* [What the task asks]:
Please output the data exactly, without omitting anything.

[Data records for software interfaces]
-------------------------

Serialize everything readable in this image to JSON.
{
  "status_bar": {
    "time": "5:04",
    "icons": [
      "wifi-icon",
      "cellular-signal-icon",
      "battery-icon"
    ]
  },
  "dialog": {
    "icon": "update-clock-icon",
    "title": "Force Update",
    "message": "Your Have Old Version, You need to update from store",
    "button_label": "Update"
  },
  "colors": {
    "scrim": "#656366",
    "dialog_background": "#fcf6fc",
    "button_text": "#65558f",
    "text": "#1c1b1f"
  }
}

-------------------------

* [Your response]:
Serialize everything readable in this image to JSON.
{
  "status_bar": {
    "time": "5:04",
    "icons": [
      "wifi-icon",
      "cellular-signal-icon",
      "battery-icon"
    ]
  },
  "dialog": {
    "icon": "update-clock-icon",
    "title": "Force Update",
    "message": "Your Have Old Version, You need to update from store",
    "button_label": "Update"
  },
  "colors": {
    "scrim": "#656366",
    "dialog_background": "#fcf6fc",
    "button_text": "#65558f",
    "text": "#1c1b1f"
  }
}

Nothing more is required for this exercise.